This post is in response to Jeff at the Atheocracy, via Jennifer at Et tu?. The question concerns how those of us with an intellectual bent interact with Christianity on an intellectual answer.
I had the advantage of growing up an intellectual (T) kid in an intellectual church. The church I grew up in was a plant to a university community. It was riddled with academics in all fields. We had professors of entomology, engineering, foreign languages, and veterinary medicine. Doctoral candiates in philosophy, business . . . etc. . . . The pastor preached sermons I half understood, during which I occupied myself listing all the words he used that I didn't have a clue about so I could look them up later. And there was my father who seemed to have an answer or a source for any question I could dream up.
What I learned as a child at an intuitive level was that for any question that I tried to engage, I was likely to get more of answer than I could handle. I wasn't the first person to tackle . . . well, pretty much anything. And for all that I was pretty impressed with my own intelligence, there were a lot of people who I loved and respected who were smarter and more educated on all these things than I was. Orthodox Christians who were not trying to hide or ignore anything had found answers that they found to be sufficient. Frankly, I found it a relief to know that it wasn't up to me to come up with all the answers on my own--if ever any of these things bothered me too much, I could catch up on the arguments and join the fray, but in the meantime I didn't need to reinvent the wheel.
As Jennifer noted, of course, knowing God isn't just a matter of thinking about him. It's a matter of loving and being loved. I had that from early on--from before I can remember. And part of the experience of knowing that I'm loved is being able to rest in the comfortable assurance that however deep I want to go . . . God is bigger. He's not afraid of my challenges or questions, and there are answers. Just knowing that the answers are out there is often enough for me.
As an adult, this has really continued to be my experience.
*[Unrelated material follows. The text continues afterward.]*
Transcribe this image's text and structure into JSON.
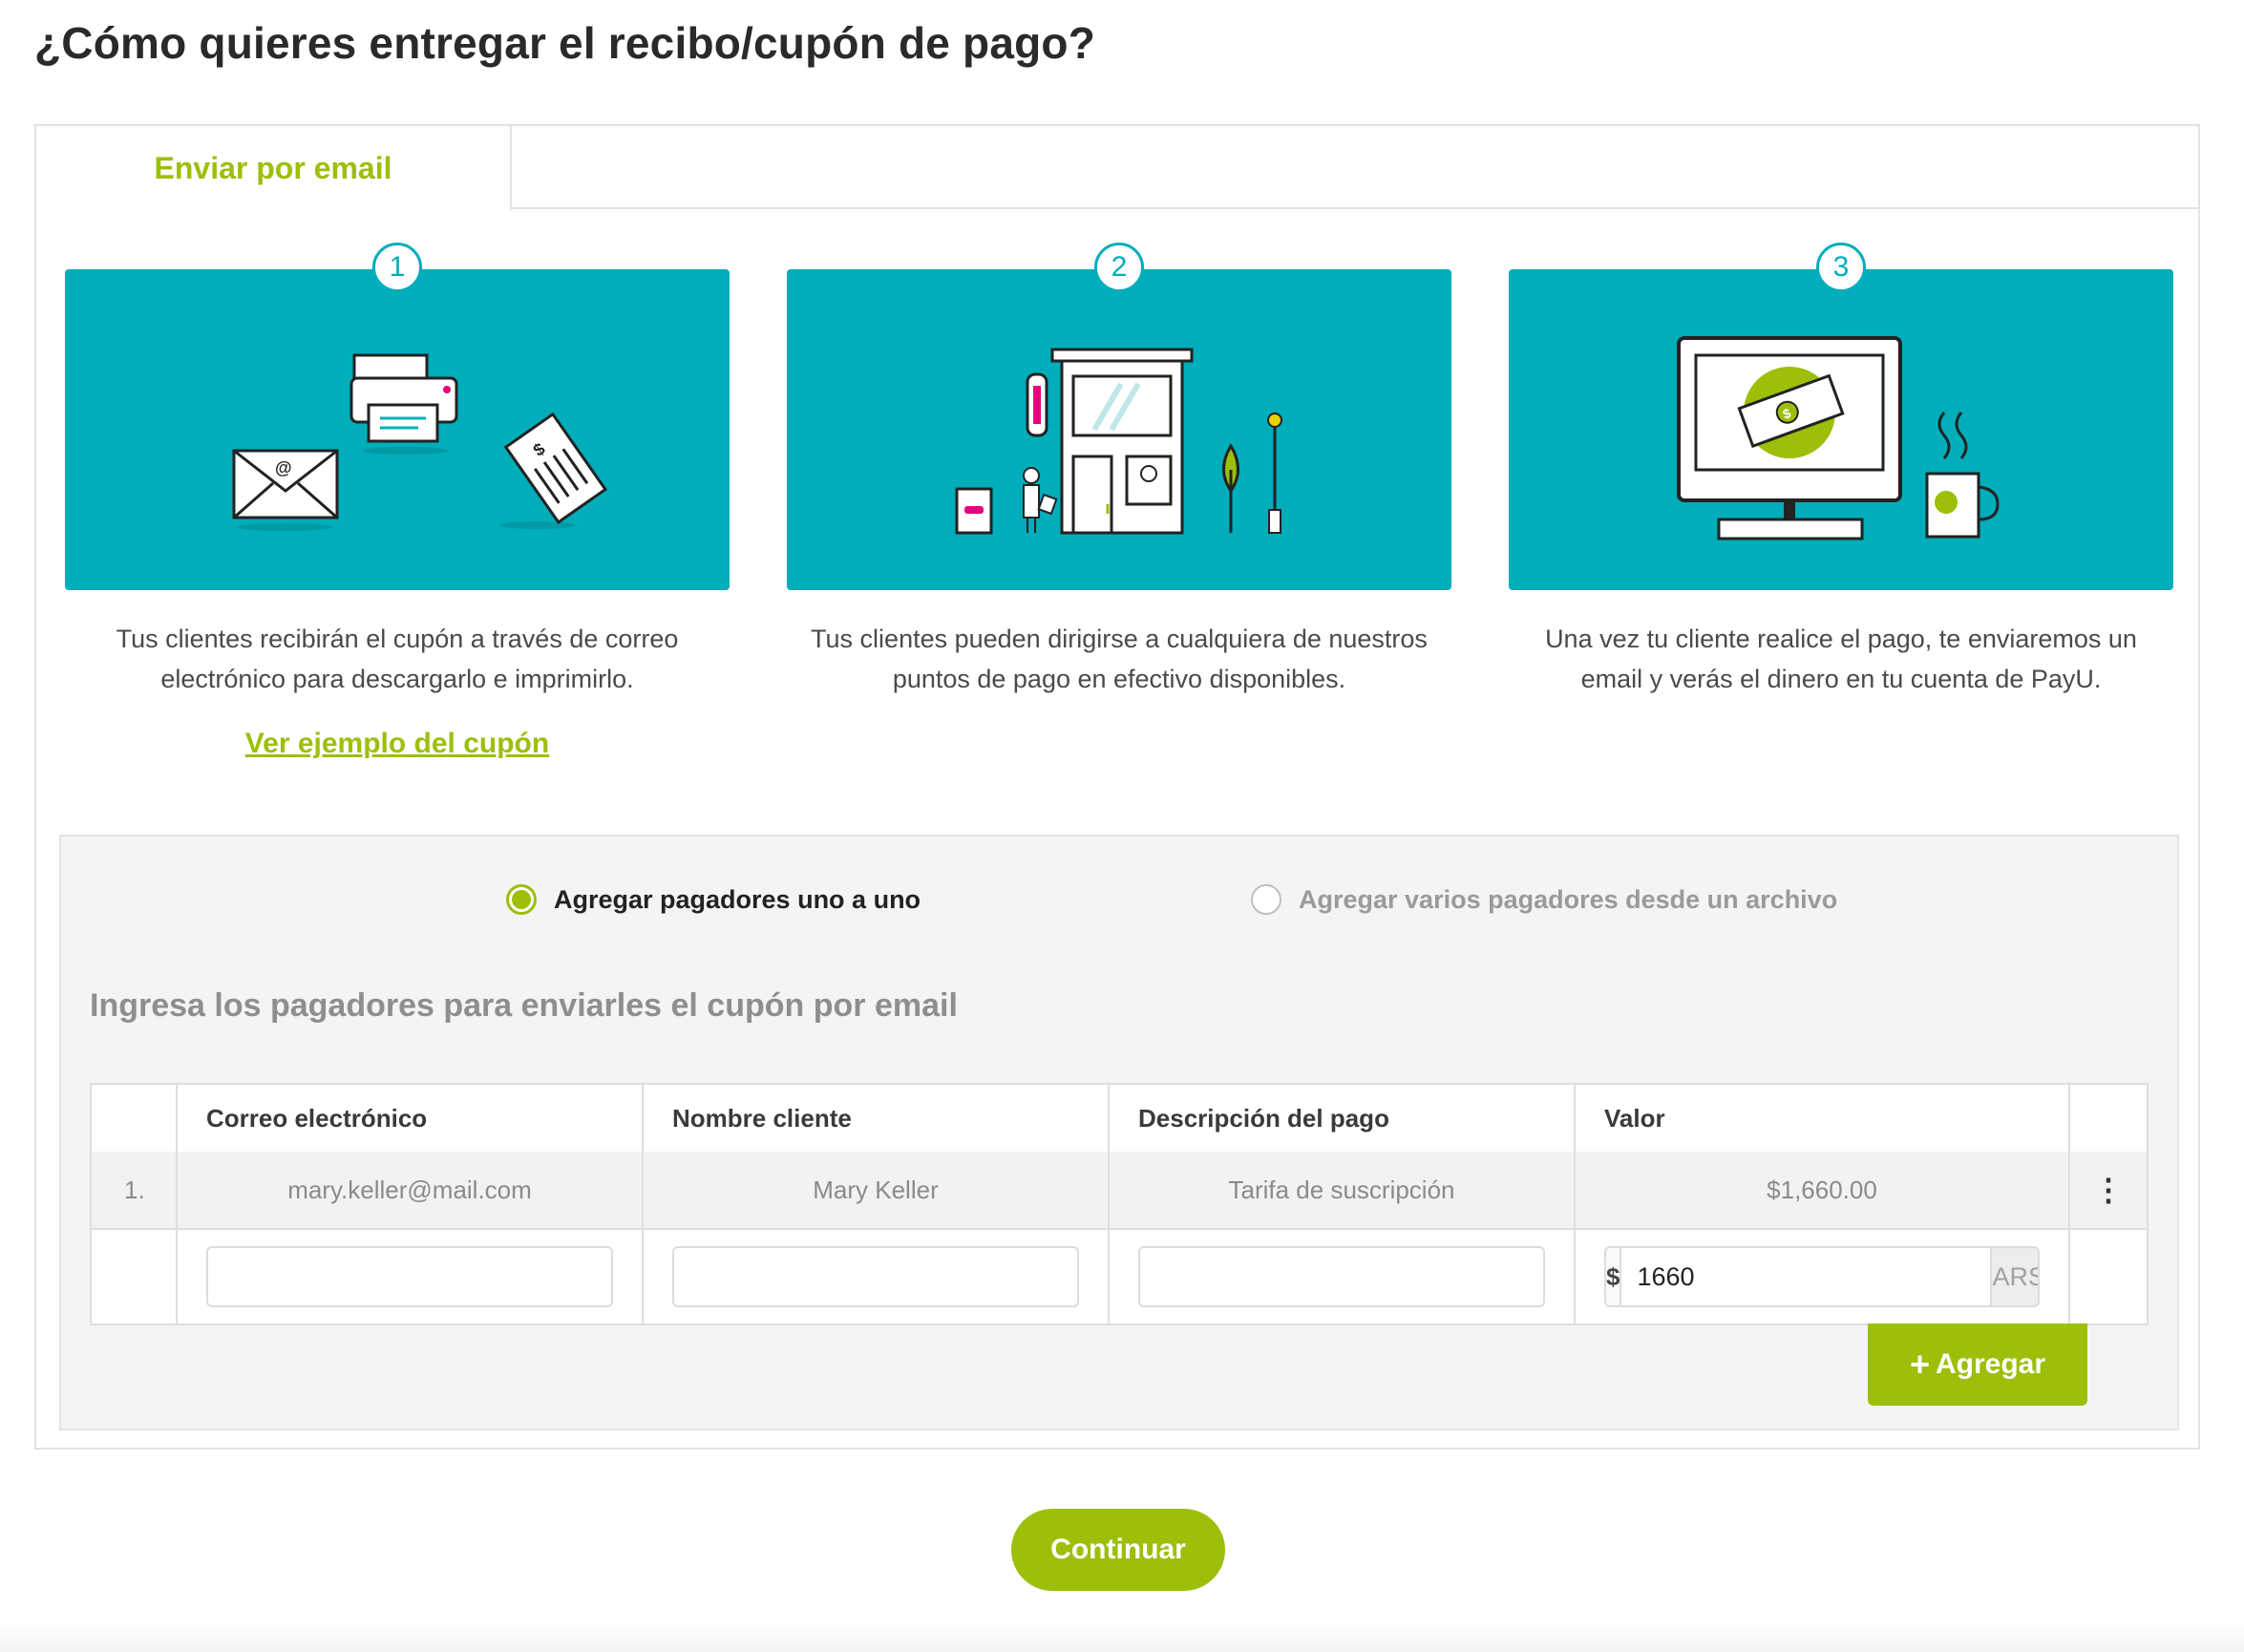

I've yet to run across a new concern or question about "life, the universe, and everything."
What has been is what will be, and what has been done is what will be done, and there is nothing new under the sun. Is there a thing of which it is said,“See, this is new”? It has been already in the ages before us. (Ecc 1:9 & 10)
So intellectually, you might say that nothing has led me away from Christianity . . . I have found the answers that I have found and been given to be sufficient. And I don't presume that thousands of years of Christian and Hebrew theology and philosophy has done purely by idiots and naifs. After all, I'm not starting this convesation--I'm only continuing it.